@doctoktopus 😳 #octopus #marinebiology #shrimpdaddy #saltwateraquarium #fyp #cephalopod #petoctopus #octomom #biology #saltwatertank #mom ♬ original sound - Shoptopus

"As far as regrets, there's so many," he told USA Today. "I wish I wouldn't have opened that valve that way and dumped all that dirty seawater onto my kids' white carpet. That's certainly a regret. But overall, no, it's been an absolutely fun experience, not just for me, but also for my kids."

And in case you’re wondering: Yes, Terrence is still, miraculously, alive. Though she is expected to die in the next several weeks, the Cliffords are more than prepared to be surprised. Again.

Though Clifford attests that one should probably refrain from have an octopus for a pet, he tells his followers that “you will learn a lot about yourself” by taking care of one.

“There’s always some valve or seal that’s not completely closed, and your storm resistant carpet isn’t rated for gallons and gallons of seawater. You’ll learn that seawater and electricity don’t always get along. You will learn new things and meet incredible people and will learn that wildlife is magnificent. But most of all, you’ll learn to love a not-so-tiny octopus like Terrance.”

Follow along on more of Clifford and Cal's octopus adventures on TikTok.

Image created from @maymaybarclay Twitter page.

The courage to speak up to join in the fun.

Meet Mason Brian Barclay, a teen and self-described "very homosexual male." He recently wanted to attend a sleepover at his "new best friend" Houston's house, because teens are gonna teen. But he's a boy, and everyone knows boys aren't allowed to attend girls' sleepovers, because of cooties/patriarchal norms.

So he behaved more maturely than most adults, and crafted a long text message to Houston's mom, Mrs. Shelton, in which he politely asked for permission to attend Houston's sleepover.


"I think the common meaning behind only allowing the same sex to share sleepovers is due to the typical interest in the opposite sex, when, in this case, I do not like the opposite sex," he explained in the text.


Mrs. Shelton's response was so good that Mason tweeted it out and it went viral:

"Hmm. Well my husband is hot. Should I worry?" she responded.

via GIPHY

Evidently Mason found Mrs. Shelton's text hilarious. So does Twitter.
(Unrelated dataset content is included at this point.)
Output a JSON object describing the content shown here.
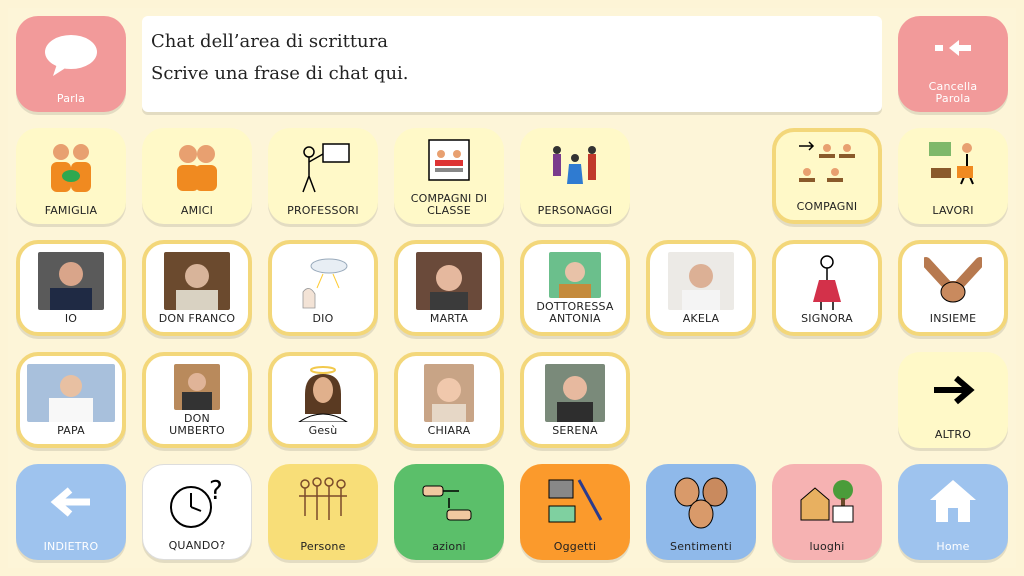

And others are just wondering if the sleepover is on, or not??

Others need to know if Houston's dad lives up to the hype:

This article originally appeared on 11.26.18